What is expected: Which of the lines below contain the string "name"? Copy each one.

---+---

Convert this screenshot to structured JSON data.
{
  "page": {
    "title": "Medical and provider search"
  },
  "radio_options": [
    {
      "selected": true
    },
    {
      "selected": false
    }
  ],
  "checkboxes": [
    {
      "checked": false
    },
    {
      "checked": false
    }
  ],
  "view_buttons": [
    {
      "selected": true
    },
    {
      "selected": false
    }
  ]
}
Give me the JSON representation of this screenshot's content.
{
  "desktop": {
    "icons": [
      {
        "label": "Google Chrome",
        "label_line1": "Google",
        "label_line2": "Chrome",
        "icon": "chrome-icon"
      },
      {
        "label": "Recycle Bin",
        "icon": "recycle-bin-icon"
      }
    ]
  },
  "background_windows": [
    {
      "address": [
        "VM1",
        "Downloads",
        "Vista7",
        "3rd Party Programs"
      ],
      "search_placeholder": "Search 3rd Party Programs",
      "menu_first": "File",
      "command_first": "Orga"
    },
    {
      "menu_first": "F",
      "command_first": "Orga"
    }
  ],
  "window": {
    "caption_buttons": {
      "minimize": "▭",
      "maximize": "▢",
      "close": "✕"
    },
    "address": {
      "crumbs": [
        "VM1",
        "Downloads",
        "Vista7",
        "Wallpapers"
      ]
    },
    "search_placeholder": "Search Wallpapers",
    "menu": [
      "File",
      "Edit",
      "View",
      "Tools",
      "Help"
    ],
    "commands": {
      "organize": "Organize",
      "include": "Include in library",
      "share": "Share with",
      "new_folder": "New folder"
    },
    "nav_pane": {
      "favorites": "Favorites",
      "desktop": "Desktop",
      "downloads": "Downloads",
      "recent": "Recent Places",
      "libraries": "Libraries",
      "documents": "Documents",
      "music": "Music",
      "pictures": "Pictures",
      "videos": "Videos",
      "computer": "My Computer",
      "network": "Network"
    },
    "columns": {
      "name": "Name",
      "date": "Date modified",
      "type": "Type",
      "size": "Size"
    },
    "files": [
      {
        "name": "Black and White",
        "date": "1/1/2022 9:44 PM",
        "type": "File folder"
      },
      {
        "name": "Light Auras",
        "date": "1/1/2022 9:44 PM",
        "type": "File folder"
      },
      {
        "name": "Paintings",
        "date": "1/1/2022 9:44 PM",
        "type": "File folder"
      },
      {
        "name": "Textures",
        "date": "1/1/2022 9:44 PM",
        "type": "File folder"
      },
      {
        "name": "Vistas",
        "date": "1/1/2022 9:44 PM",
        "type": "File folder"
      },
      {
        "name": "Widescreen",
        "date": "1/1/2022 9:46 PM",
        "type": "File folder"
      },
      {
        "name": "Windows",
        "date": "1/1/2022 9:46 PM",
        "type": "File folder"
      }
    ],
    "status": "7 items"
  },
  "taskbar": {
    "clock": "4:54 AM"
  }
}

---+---

Written answer:
      "name": "Name",
        "name": "Black and White",
        "name": "Light Auras",
        "name": "Paintings",
        "name": "Textures",
        "name": "Vistas",
        "name": "Widescreen",
        "name": "Windows",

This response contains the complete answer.